In 2019, domestic-tax revenue was GHC42.775 billion as against interest payment on Ghana’s public debt of GHC19.769 billion giving a ratio of 47%. However, using projected 2020 full-year figures, domestic-tax revenue is expected to be GHC42.331 billion as against projected interest payment of GHC26.268 billion Ghana’s public debt, resulting in a staggering ratio of interest payment to domestic-tax revenue of 62%.
“We should be very concerned about Government’s ability to meet its interest payments from tax revenue which forms about 80% of our Total Domestic Revenue, which also forms about 97.5% of Total Government Revenue,” Mr. Mould emphasized.
Adding that, “Our domestic tax revenue has only grown 39% in 4 years but our interest debt service has grown by 144%.”
According to him, this confirms the many criticisms that, the government is only borrowing to meet its consumption expenditure and some manifesto promises.
“This attests to the fact that we are borrowing to meet our expenditure, which is mainly a combination of consumption and expenditure on some of the ill thought-out manifesto promises made by Nana Akuffo-Addo’s government. It would rather be more prudent to spend on the critically needed infrastructural investments which will have a multiplier effect and will produce dividends in the near future.
Already, the Institute of Economic Affairs Ghana (IEA Ghana) has called on the government needed to strengthen its tax mobilization, especially in the informal sector, in the wake of the COVID-19 pandemic. According to the institute, the informal sector contributed about 30 percent of the country’s Gross Domestic Product (GDP), adding that, stretching out the tax net to the sector had the potential of increasing revenue to fund government’s expenditure.
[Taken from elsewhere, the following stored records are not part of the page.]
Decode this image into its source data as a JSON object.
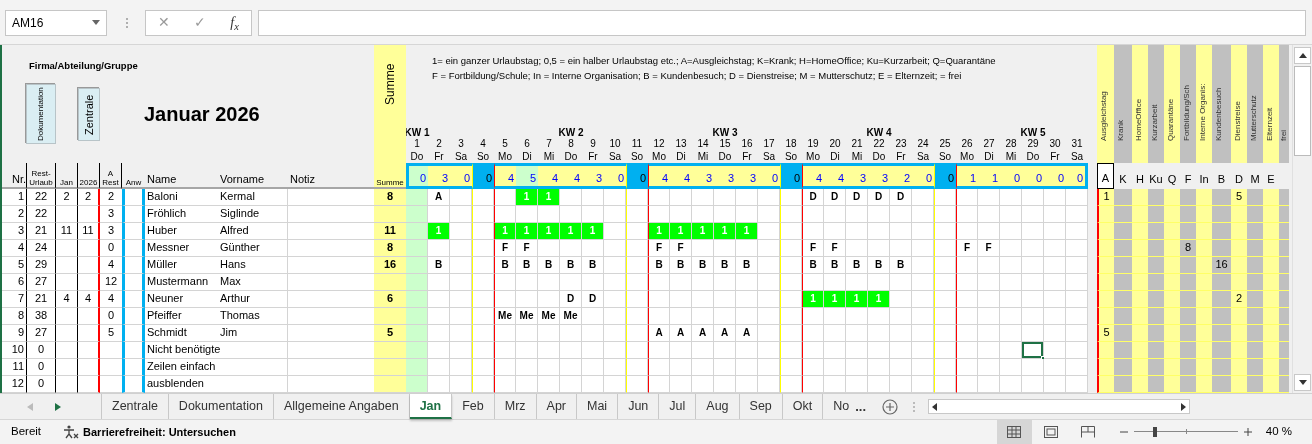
{
  "formula_bar": {
    "name_box": "AM16",
    "cancel": "✕",
    "confirm": "✓",
    "function": "f$_{x}$"
  },
  "sheet": {
    "group_label": "Firma/Abteilung/Gruppe",
    "buttons": [
      "Dokumentation",
      "Zentrale"
    ],
    "title": "Januar 2026",
    "legend": [
      "1= ein ganzer Urlaubstag; 0,5 = ein halber Urlaubstag etc.; A=Ausgleichstag; K=Krank; H=HomeOffice; Ku=Kurzarbeit; Q=Quarantäne",
      "F = Fortbildung/Schule; In = Interne Organisation; B = Kundenbesuch; D = Dienstreise; M = Mutterschutz; E = Elternzeit;  = frei"
    ],
    "sum_header": "Summe",
    "columns": {
      "nr": "Nr.",
      "rest": "Rest-Urlaub",
      "month": "Jan",
      "ytd": "2026",
      "a_rest": "A Rest",
      "attendance": "Anw",
      "name": "Name",
      "first_name": "Vorname",
      "note": "Notiz",
      "sum": "Summe"
    },
    "days": [
      {
        "kw": "KW 1",
        "num": "1",
        "wd": "Do",
        "kind": "weekday",
        "holiday": true,
        "new_week": false,
        "total": "0"
      },
      {
        "num": "2",
        "wd": "Fr",
        "kind": "weekday",
        "holiday": false,
        "new_week": false,
        "total": "3"
      },
      {
        "num": "3",
        "wd": "Sa",
        "kind": "saturday",
        "holiday": false,
        "new_week": false,
        "total": "0"
      },
      {
        "num": "4",
        "wd": "So",
        "kind": "sunday",
        "holiday": false,
        "new_week": false,
        "total": "0"
      },
      {
        "num": "5",
        "wd": "Mo",
        "kind": "weekday",
        "holiday": false,
        "new_week": true,
        "total": "4"
      },
      {
        "num": "6",
        "wd": "Di",
        "kind": "weekday",
        "holiday": true,
        "new_week": false,
        "total": "5"
      },
      {
        "num": "7",
        "wd": "Mi",
        "kind": "weekday",
        "holiday": false,
        "new_week": false,
        "total": "4"
      },
      {
        "kw": "KW 2",
        "num": "8",
        "wd": "Do",
        "kind": "weekday",
        "holiday": false,
        "new_week": false,
        "total": "4"
      },
      {
        "num": "9",
        "wd": "Fr",
        "kind": "weekday",
        "holiday": false,
        "new_week": false,
        "total": "3"
      },
      {
        "num": "10",
        "wd": "Sa",
        "kind": "saturday",
        "holiday": false,
        "new_week": false,
        "total": "0"
      },
      {
        "num": "11",
        "wd": "So",
        "kind": "sunday",
        "holiday": false,
        "new_week": false,
        "total": "0"
      },
      {
        "num": "12",
        "wd": "Mo",
        "kind": "weekday",
        "holiday": false,
        "new_week": true,
        "total": "4"
      },
      {
        "num": "13",
        "wd": "Di",
        "kind": "weekday",
        "holiday": false,
        "new_week": false,
        "total": "4"
      },
      {
        "num": "14",
        "wd": "Mi",
        "kind": "weekday",
        "holiday": false,
        "new_week": false,
        "total": "3"
      },
      {
        "kw": "KW 3",
        "num": "15",
        "wd": "Do",
        "kind": "weekday",
        "holiday": false,
        "new_week": false,
        "total": "3"
      },
      {
        "num": "16",
        "wd": "Fr",
        "kind": "weekday",
        "holiday": false,
        "new_week": false,
        "total": "3"
      },
      {
        "num": "17",
        "wd": "Sa",
        "kind": "saturday",
        "holiday": false,
        "new_week": false,
        "total": "0"
      },
      {
        "num": "18",
        "wd": "So",
        "kind": "sunday",
        "holiday": false,
        "new_week": false,
        "total": "0"
      },
      {
        "num": "19",
        "wd": "Mo",
        "kind": "weekday",
        "holiday": false,
        "new_week": true,
        "total": "4"
      },
      {
        "num": "20",
        "wd": "Di",
        "kind": "weekday",
        "holiday": false,
        "new_week": false,
        "total": "4"
      },
      {
        "num": "21",
        "wd": "Mi",
        "kind": "weekday",
        "holiday": false,
        "new_week": false,
        "total": "3"
      },
      {
        "kw": "KW 4",
        "num": "22",
        "wd": "Do",
        "kind": "weekday",
        "holiday": false,
        "new_week": false,
        "total": "3"
      },
      {
        "num": "23",
        "wd": "Fr",
        "kind": "weekday",
        "holiday": false,
        "new_week": false,
        "total": "2"
      },
      {
        "num": "24",
        "wd": "Sa",
        "kind": "saturday",
        "holiday": false,
        "new_week": false,
        "total": "0"
      },
      {
        "num": "25",
        "wd": "So",
        "kind": "sunday",
        "holiday": false,
        "new_week": false,
        "total": "0"
      },
      {
        "num": "26",
        "wd": "Mo",
        "kind": "weekday",
        "holiday": false,
        "new_week": true,
        "total": "1"
      },
      {
        "num": "27",
        "wd": "Di",
        "kind": "weekday",
        "holiday": false,
        "new_week": false,
        "total": "1"
      },
      {
        "num": "28",
        "wd": "Mi",
        "kind": "weekday",
        "holiday": false,
        "new_week": false,
        "total": "0"
      },
      {
        "kw": "KW 5",
        "num": "29",
        "wd": "Do",
        "kind": "weekday",
        "holiday": false,
        "new_week": false,
        "total": "0"
      },
      {
        "num": "30",
        "wd": "Fr",
        "kind": "weekday",
        "holiday": false,
        "new_week": false,
        "total": "0"
      },
      {
        "num": "31",
        "wd": "Sa",
        "kind": "saturday",
        "holiday": false,
        "new_week": false,
        "total": "0"
      }
    ],
    "categories": [
      {
        "label": "Ausgleichstag",
        "letter": "A",
        "color": "#ffff99"
      },
      {
        "label": "Krank",
        "letter": "K",
        "color": "#c0c0c0"
      },
      {
        "label": "HomeOffice",
        "letter": "H",
        "color": "#ffff99"
      },
      {
        "label": "Kurzarbeit",
        "letter": "Ku",
        "color": "#c0c0c0"
      },
      {
        "label": "Quarantäne",
        "letter": "Q",
        "color": "#ffff99"
      },
      {
        "label": "Fortbildung/Sch",
        "letter": "F",
        "color": "#c0c0c0"
      },
      {
        "label": "Interne Organis:",
        "letter": "In",
        "color": "#ffff99"
      },
      {
        "label": "Kundenbesuch",
        "letter": "B",
        "color": "#c0c0c0"
      },
      {
        "label": "Dienstreise",
        "letter": "D",
        "color": "#ffff99"
      },
      {
        "label": "Mutterschutz",
        "letter": "M",
        "color": "#c0c0c0"
      },
      {
        "label": "Elternzeit",
        "letter": "E",
        "color": "#ffff99"
      },
      {
        "label": "frei",
        "color": "#c0c0c0"
      }
    ],
    "employees": [
      {
        "nr": "1",
        "rest": "22",
        "month": "2",
        "ytd": "2",
        "a_rest": "2",
        "name": "Baloni",
        "first_name": "Kermal",
        "sum": "8",
        "cells": [
          {
            "kind": "empty",
            "selected": false
          },
          {
            "code": "A",
            "kind": "letter",
            "selected": false
          },
          {
            "kind": "empty",
            "selected": false
          },
          {
            "kind": "empty",
            "selected": false
          },
          {
            "kind": "empty",
            "selected": false
          },
          {
            "code": "1",
            "kind": "vacation",
            "selected": false
          },
          {
            "code": "1",
            "kind": "vacation",
            "selected": false
          },
          {
            "kind": "empty",
            "selected": false
          },
          {
            "kind": "empty",
            "selected": false
          },
          {
            "kind": "empty",
            "selected": false
          },
          {
            "kind": "empty",
            "selected": false
          },
          {
            "kind": "empty",
            "selected": false
          },
          {
            "kind": "empty",
            "selected": false
          },
          {
            "kind": "empty",
            "selected": false
          },
          {
            "kind": "empty",
            "selected": false
          },
          {
            "kind": "empty",
            "selected": false
          },
          {
            "kind": "empty",
            "selected": false
          },
          {
            "kind": "empty",
            "selected": false
          },
          {
            "code": "D",
            "kind": "letter",
            "selected": false
          },
          {
            "code": "D",
            "kind": "letter",
            "selected": false
          },
          {
            "code": "D",
            "kind": "letter",
            "selected": false
          },
          {
            "code": "D",
            "kind": "letter",
            "selected": false
          },
          {
            "code": "D",
            "kind": "letter",
            "selected": false
          },
          {
            "kind": "empty",
            "selected": false
          },
          {
            "kind": "empty",
            "selected": false
          },
          {
            "kind": "empty",
            "selected": false
          },
          {
            "kind": "empty",
            "selected": false
          },
          {
            "kind": "empty",
            "selected": false
          },
          {
            "kind": "empty",
            "selected": false
          },
          {
            "kind": "empty",
            "selected": false
          },
          {
            "kind": "empty",
            "selected": false
          }
        ],
        "totals": [
          {
            "kind": "number",
            "value": "1"
          },
          {
            "kind": "blank"
          },
          {
            "kind": "blank"
          },
          {
            "kind": "blank"
          },
          {
            "kind": "blank"
          },
          {
            "kind": "blank"
          },
          {
            "kind": "blank"
          },
          {
            "kind": "blank"
          },
          {
            "kind": "number",
            "value": "5"
          },
          {
            "kind": "blank"
          },
          {
            "kind": "blank"
          },
          {
            "kind": "blank"
          }
        ]
      },
      {
        "nr": "2",
        "rest": "22",
        "a_rest": "3",
        "name": "Fröhlich",
        "first_name": "Siglinde"
      },
      {
        "nr": "3",
        "rest": "21",
        "month": "11",
        "ytd": "11",
        "a_rest": "3",
        "name": "Huber",
        "first_name": "Alfred",
        "sum": "11",
        "cells": [
          {
            "kind": "empty",
            "selected": false
          },
          {
            "code": "1",
            "kind": "vacation",
            "selected": false
          },
          {
            "kind": "empty",
            "selected": false
          },
          {
            "kind": "empty",
            "selected": false
          },
          {
            "code": "1",
            "kind": "vacation",
            "selected": false
          },
          {
            "code": "1",
            "kind": "vacation",
            "selected": false
          },
          {
            "code": "1",
            "kind": "vacation",
            "selected": false
          },
          {
            "code": "1",
            "kind": "vacation",
            "selected": false
          },
          {
            "code": "1",
            "kind": "vacation",
            "selected": false
          },
          {
            "kind": "empty",
            "selected": false
          },
          {
            "kind": "empty",
            "selected": false
          },
          {
            "code": "1",
            "kind": "vacation",
            "selected": false
          },
          {
            "code": "1",
            "kind": "vacation",
            "selected": false
          },
          {
            "code": "1",
            "kind": "vacation",
            "selected": false
          },
          {
            "code": "1",
            "kind": "vacation",
            "selected": false
          },
          {
            "code": "1",
            "kind": "vacation",
            "selected": false
          },
          {
            "kind": "empty",
            "selected": false
          },
          {
            "kind": "empty",
            "selected": false
          },
          {
            "kind": "empty",
            "selected": false
          },
          {
            "kind": "empty",
            "selected": false
          },
          {
            "kind": "empty",
            "selected": false
          },
          {
            "kind": "empty",
            "selected": false
          },
          {
            "kind": "empty",
            "selected": false
          },
          {
            "kind": "empty",
            "selected": false
          },
          {
            "kind": "empty",
            "selected": false
          },
          {
            "kind": "empty",
            "selected": false
          },
          {
            "kind": "empty",
            "selected": false
          },
          {
            "kind": "empty",
            "selected": false
          },
          {
            "kind": "empty",
            "selected": false
          },
          {
            "kind": "empty",
            "selected": false
          },
          {
            "kind": "empty",
            "selected": false
          }
        ]
      },
      {
        "nr": "4",
        "rest": "24",
        "a_rest": "0",
        "name": "Messner",
        "first_name": "Günther",
        "sum": "8",
        "cells": [
          {
            "kind": "empty",
            "selected": false
          },
          {
            "kind": "empty",
            "selected": false
          },
          {
            "kind": "empty",
            "selected": false
          },
          {
            "kind": "empty",
            "selected": false
          },
          {
            "code": "F",
            "kind": "letter",
            "selected": false
          },
          {
            "code": "F",
            "kind": "letter",
            "selected": false
          },
          {
            "kind": "empty",
            "selected": false
          },
          {
            "kind": "empty",
            "selected": false
          },
          {
            "kind": "empty",
            "selected": false
          },
          {
            "kind": "empty",
            "selected": false
          },
          {
            "kind": "empty",
            "selected": false
          },
          {
            "code": "F",
            "kind": "letter",
            "selected": false
          },
          {
            "code": "F",
            "kind": "letter",
            "selected": false
          },
          {
            "kind": "empty",
            "selected": false
          },
          {
            "kind": "empty",
            "selected": false
          },
          {
            "kind": "empty",
            "selected": false
          },
          {
            "kind": "empty",
            "selected": false
          },
          {
            "kind": "empty",
            "selected": false
          },
          {
            "code": "F",
            "kind": "letter",
            "selected": false
          },
          {
            "code": "F",
            "kind": "letter",
            "selected": false
          },
          {
            "kind": "empty",
            "selected": false
          },
          {
            "kind": "empty",
            "selected": false
          },
          {
            "kind": "empty",
            "selected": false
          },
          {
            "kind": "empty",
            "selected": false
          },
          {
            "kind": "empty",
            "selected": false
          },
          {
            "code": "F",
            "kind": "letter",
            "selected": false
          },
          {
            "code": "F",
            "kind": "letter",
            "selected": false
          },
          {
            "kind": "empty",
            "selected": false
          },
          {
            "kind": "empty",
            "selected": false
          },
          {
            "kind": "empty",
            "selected": false
          },
          {
            "kind": "empty",
            "selected": false
          }
        ],
        "totals": [
          {
            "kind": "blank"
          },
          {
            "kind": "blank"
          },
          {
            "kind": "blank"
          },
          {
            "kind": "blank"
          },
          {
            "kind": "blank"
          },
          {
            "kind": "number",
            "value": "8"
          },
          {
            "kind": "blank"
          },
          {
            "kind": "blank"
          },
          {
            "kind": "blank"
          },
          {
            "kind": "blank"
          },
          {
            "kind": "blank"
          },
          {
            "kind": "blank"
          }
        ]
      },
      {
        "nr": "5",
        "rest": "29",
        "a_rest": "4",
        "name": "Müller",
        "first_name": "Hans",
        "sum": "16",
        "cells": [
          {
            "kind": "empty",
            "selected": false
          },
          {
            "code": "B",
            "kind": "letter",
            "selected": false
          },
          {
            "kind": "empty",
            "selected": false
          },
          {
            "kind": "empty",
            "selected": false
          },
          {
            "code": "B",
            "kind": "letter",
            "selected": false
          },
          {
            "code": "B",
            "kind": "letter",
            "selected": false
          },
          {
            "code": "B",
            "kind": "letter",
            "selected": false
          },
          {
            "code": "B",
            "kind": "letter",
            "selected": false
          },
          {
            "code": "B",
            "kind": "letter",
            "selected": false
          },
          {
            "kind": "empty",
            "selected": false
          },
          {
            "kind": "empty",
            "selected": false
          },
          {
            "code": "B",
            "kind": "letter",
            "selected": false
          },
          {
            "code": "B",
            "kind": "letter",
            "selected": false
          },
          {
            "code": "B",
            "kind": "letter",
            "selected": false
          },
          {
            "code": "B",
            "kind": "letter",
            "selected": false
          },
          {
            "code": "B",
            "kind": "letter",
            "selected": false
          },
          {
            "kind": "empty",
            "selected": false
          },
          {
            "kind": "empty",
            "selected": false
          },
          {
            "code": "B",
            "kind": "letter",
            "selected": false
          },
          {
            "code": "B",
            "kind": "letter",
            "selected": false
          },
          {
            "code": "B",
            "kind": "letter",
            "selected": false
          },
          {
            "code": "B",
            "kind": "letter",
            "selected": false
          },
          {
            "code": "B",
            "kind": "letter",
            "selected": false
          },
          {
            "kind": "empty",
            "selected": false
          },
          {
            "kind": "empty",
            "selected": false
          },
          {
            "kind": "empty",
            "selected": false
          },
          {
            "kind": "empty",
            "selected": false
          },
          {
            "kind": "empty",
            "selected": false
          },
          {
            "kind": "empty",
            "selected": false
          },
          {
            "kind": "empty",
            "selected": false
          },
          {
            "kind": "empty",
            "selected": false
          }
        ],
        "totals": [
          {
            "kind": "blank"
          },
          {
            "kind": "blank"
          },
          {
            "kind": "blank"
          },
          {
            "kind": "blank"
          },
          {
            "kind": "blank"
          },
          {
            "kind": "blank"
          },
          {
            "kind": "blank"
          },
          {
            "kind": "number",
            "value": "16"
          },
          {
            "kind": "blank"
          },
          {
            "kind": "blank"
          },
          {
            "kind": "blank"
          },
          {
            "kind": "blank"
          }
        ]
      },
      {
        "nr": "6",
        "rest": "27",
        "a_rest": "12",
        "name": "Mustermann",
        "first_name": "Max"
      },
      {
        "nr": "7",
        "rest": "21",
        "month": "4",
        "ytd": "4",
        "a_rest": "4",
        "name": "Neuner",
        "first_name": "Arthur",
        "sum": "6",
        "cells": [
          {
            "kind": "empty",
            "selected": false
          },
          {
            "kind": "empty",
            "selected": false
          },
          {
            "kind": "empty",
            "selected": false
          },
          {
            "kind": "empty",
            "selected": false
          },
          {
            "kind": "empty",
            "selected": false
          },
          {
            "kind": "empty",
            "selected": false
          },
          {
            "kind": "empty",
            "selected": false
          },
          {
            "code": "D",
            "kind": "letter",
            "selected": false
          },
          {
            "code": "D",
            "kind": "letter",
            "selected": false
          },
          {
            "kind": "empty",
            "selected": false
          },
          {
            "kind": "empty",
            "selected": false
          },
          {
            "kind": "empty",
            "selected": false
          },
          {
            "kind": "empty",
            "selected": false
          },
          {
            "kind": "empty",
            "selected": false
          },
          {
            "kind": "empty",
            "selected": false
          },
          {
            "kind": "empty",
            "selected": false
          },
          {
            "kind": "empty",
            "selected": false
          },
          {
            "kind": "empty",
            "selected": false
          },
          {
            "code": "1",
            "kind": "vacation",
            "selected": false
          },
          {
            "code": "1",
            "kind": "vacation",
            "selected": false
          },
          {
            "code": "1",
            "kind": "vacation",
            "selected": false
          },
          {
            "code": "1",
            "kind": "vacation",
            "selected": false
          },
          {
            "kind": "empty",
            "selected": false
          },
          {
            "kind": "empty",
            "selected": false
          },
          {
            "kind": "empty",
            "selected": false
          },
          {
            "kind": "empty",
            "selected": false
          },
          {
            "kind": "empty",
            "selected": false
          },
          {
            "kind": "empty",
            "selected": false
          },
          {
            "kind": "empty",
            "selected": false
          },
          {
            "kind": "empty",
            "selected": false
          },
          {
            "kind": "empty",
            "selected": false
          }
        ],
        "totals": [
          {
            "kind": "blank"
          },
          {
            "kind": "blank"
          },
          {
            "kind": "blank"
          },
          {
            "kind": "blank"
          },
          {
            "kind": "blank"
          },
          {
            "kind": "blank"
          },
          {
            "kind": "blank"
          },
          {
            "kind": "blank"
          },
          {
            "kind": "number",
            "value": "2"
          },
          {
            "kind": "blank"
          },
          {
            "kind": "blank"
          },
          {
            "kind": "blank"
          }
        ]
      },
      {
        "nr": "8",
        "rest": "38",
        "a_rest": "0",
        "name": "Pfeiffer",
        "first_name": "Thomas",
        "cells": [
          {
            "kind": "empty",
            "selected": false
          },
          {
            "kind": "empty",
            "selected": false
          },
          {
            "kind": "empty",
            "selected": false
          },
          {
            "kind": "empty",
            "selected": false
          },
          {
            "code": "Me",
            "kind": "letter",
            "selected": false
          },
          {
            "code": "Me",
            "kind": "letter",
            "selected": false
          },
          {
            "code": "Me",
            "kind": "letter",
            "selected": false
          },
          {
            "code": "Me",
            "kind": "letter",
            "selected": false
          },
          {
            "kind": "empty",
            "selected": false
          },
          {
            "kind": "empty",
            "selected": false
          },
          {
            "kind": "empty",
            "selected": false
          },
          {
            "kind": "empty",
            "selected": false
          },
          {
            "kind": "empty",
            "selected": false
          },
          {
            "kind": "empty",
            "selected": false
          },
          {
            "kind": "empty",
            "selected": false
          },
          {
            "kind": "empty",
            "selected": false
          },
          {
            "kind": "empty",
            "selected": false
          },
          {
            "kind": "empty",
            "selected": false
          },
          {
            "kind": "empty",
            "selected": false
          },
          {
            "kind": "empty",
            "selected": false
          },
          {
            "kind": "empty",
            "selected": false
          },
          {
            "kind": "empty",
            "selected": false
          },
          {
            "kind": "empty",
            "selected": false
          },
          {
            "kind": "empty",
            "selected": false
          },
          {
            "kind": "empty",
            "selected": false
          },
          {
            "kind": "empty",
            "selected": false
          },
          {
            "kind": "empty",
            "selected": false
          },
          {
            "kind": "empty",
            "selected": false
          },
          {
            "kind": "empty",
            "selected": false
          },
          {
            "kind": "empty",
            "selected": false
          },
          {
            "kind": "empty",
            "selected": false
          }
        ]
      },
      {
        "nr": "9",
        "rest": "27",
        "a_rest": "5",
        "name": "Schmidt",
        "first_name": "Jim",
        "sum": "5",
        "cells": [
          {
            "kind": "empty",
            "selected": false
          },
          {
            "kind": "empty",
            "selected": false
          },
          {
            "kind": "empty",
            "selected": false
          },
          {
            "kind": "empty",
            "selected": false
          },
          {
            "kind": "empty",
            "selected": false
          },
          {
            "kind": "empty",
            "selected": false
          },
          {
            "kind": "empty",
            "selected": false
          },
          {
            "kind": "empty",
            "selected": false
          },
          {
            "kind": "empty",
            "selected": false
          },
          {
            "kind": "empty",
            "selected": false
          },
          {
            "kind": "empty",
            "selected": false
          },
          {
            "code": "A",
            "kind": "letter",
            "selected": false
          },
          {
            "code": "A",
            "kind": "letter",
            "selected": false
          },
          {
            "code": "A",
            "kind": "letter",
            "selected": false
          },
          {
            "code": "A",
            "kind": "letter",
            "selected": false
          },
          {
            "code": "A",
            "kind": "letter",
            "selected": false
          },
          {
            "kind": "empty",
            "selected": false
          },
          {
            "kind": "empty",
            "selected": false
          },
          {
            "kind": "empty",
            "selected": false
          },
          {
            "kind": "empty",
            "selected": false
          },
          {
            "kind": "empty",
            "selected": false
          },
          {
            "kind": "empty",
            "selected": false
          },
          {
            "kind": "empty",
            "selected": false
          },
          {
            "kind": "empty",
            "selected": false
          },
          {
            "kind": "empty",
            "selected": false
          },
          {
            "kind": "empty",
            "selected": false
          },
          {
            "kind": "empty",
            "selected": false
          },
          {
            "kind": "empty",
            "selected": false
          },
          {
            "kind": "empty",
            "selected": false
          },
          {
            "kind": "empty",
            "selected": false
          },
          {
            "kind": "empty",
            "selected": false
          }
        ],
        "totals": [
          {
            "kind": "number",
            "value": "5"
          },
          {
            "kind": "blank"
          },
          {
            "kind": "blank"
          },
          {
            "kind": "blank"
          },
          {
            "kind": "blank"
          },
          {
            "kind": "blank"
          },
          {
            "kind": "blank"
          },
          {
            "kind": "blank"
          },
          {
            "kind": "blank"
          },
          {
            "kind": "blank"
          },
          {
            "kind": "blank"
          },
          {
            "kind": "blank"
          }
        ]
      },
      {
        "nr": "10",
        "rest": "0",
        "name": "Nicht benötigte",
        "cells": [
          {
            "kind": "empty",
            "selected": false
          },
          {
            "kind": "empty",
            "selected": false
          },
          {
            "kind": "empty",
            "selected": false
          },
          {
            "kind": "empty",
            "selected": false
          },
          {
            "kind": "empty",
            "selected": false
          },
          {
            "kind": "empty",
            "selected": false
          },
          {
            "kind": "empty",
            "selected": false
          },
          {
            "kind": "empty",
            "selected": false
          },
          {
            "kind": "empty",
            "selected": false
          },
          {
            "kind": "empty",
            "selected": false
          },
          {
            "kind": "empty",
            "selected": false
          },
          {
            "kind": "empty",
            "selected": false
          },
          {
            "kind": "empty",
            "selected": false
          },
          {
            "kind": "empty",
            "selected": false
          },
          {
            "kind": "empty",
            "selected": false
          },
          {
            "kind": "empty",
            "selected": false
          },
          {
            "kind": "empty",
            "selected": false
          },
          {
            "kind": "empty",
            "selected": false
          },
          {
            "kind": "empty",
            "selected": false
          },
          {
            "kind": "empty",
            "selected": false
          },
          {
            "kind": "empty",
            "selected": false
          },
          {
            "kind": "empty",
            "selected": false
          },
          {
            "kind": "empty",
            "selected": false
          },
          {
            "kind": "empty",
            "selected": false
          },
          {
            "kind": "empty",
            "selected": false
          },
          {
            "kind": "empty",
            "selected": false
          },
          {
            "kind": "empty",
            "selected": false
          },
          {
            "kind": "empty",
            "selected": false
          },
          {
            "kind": "empty",
            "selected": true
          },
          {
            "kind": "empty",
            "selected": false
          },
          {
            "kind": "empty",
            "selected": false
          }
        ]
      },
      {
        "nr": "11",
        "rest": "0",
        "name": "Zeilen einfach"
      },
      {
        "nr": "12",
        "rest": "0",
        "name": "ausblenden"
      }
    ]
  },
  "sheet_tabs": {
    "tabs": [
      {
        "label": "Zentrale",
        "selected": false
      },
      {
        "label": "Dokumentation",
        "selected": false
      },
      {
        "label": "Allgemeine Angaben",
        "selected": false
      },
      {
        "label": "Jan",
        "selected": true
      },
      {
        "label": "Feb",
        "selected": false
      },
      {
        "label": "Mrz",
        "selected": false
      },
      {
        "label": "Apr",
        "selected": false
      },
      {
        "label": "Mai",
        "selected": false
      },
      {
        "label": "Jun",
        "selected": false
      },
      {
        "label": "Jul",
        "selected": false
      },
      {
        "label": "Aug",
        "selected": false
      },
      {
        "label": "Sep",
        "selected": false
      },
      {
        "label": "Okt",
        "selected": false
      },
      {
        "label": "No",
        "selected": false
      }
    ],
    "more": "..."
  },
  "status_bar": {
    "ready": "Bereit",
    "accessibility": "Barrierefreiheit: Untersuchen",
    "zoom": "40 %",
    "zoom_level": {
      "level": 0.2
    },
    "views": [
      {
        "kind": "normal",
        "selected": true
      },
      {
        "kind": "layout",
        "selected": false
      },
      {
        "kind": "pagebreak",
        "selected": false
      }
    ]
  }
}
Dr John Kwabena Kwakye, the Director of Research of IEA Ghana has expressed worry about tax exemptions to certain persons and institutions constituted over GH¢5 billion and called on Parliament to expedite the passage of a tax exemption bill which would curtail the menace.
Dr Kwakye when speaking at the institute’s review of the government’s Mid-Year Budget policy statement presented to Parliament on July 23 said, “One key area of revenue mobilization which could facilitate government’s expenditure which is mostly overlooked is taxes from properties we term property tax.
“This could be assigned to the assemblies, which would, in turn, generate funds for development at the local level”.
He reiterated that Ghana’s tax efforts were low and called on the government to track revenue leakages to increase the tax to GDP ratio.
Also, in her comment, Dr Dede Amanor-Wilks, the Executive Director of IEA said, it was important for the government to be concerned about meeting revenue shortfalls to grow the economy.
She said strengthening revenue mobilization was critical to building a resilient economy and called on the government to increase its industrialization drive, adding that “industrialization is a pre-requisite for development.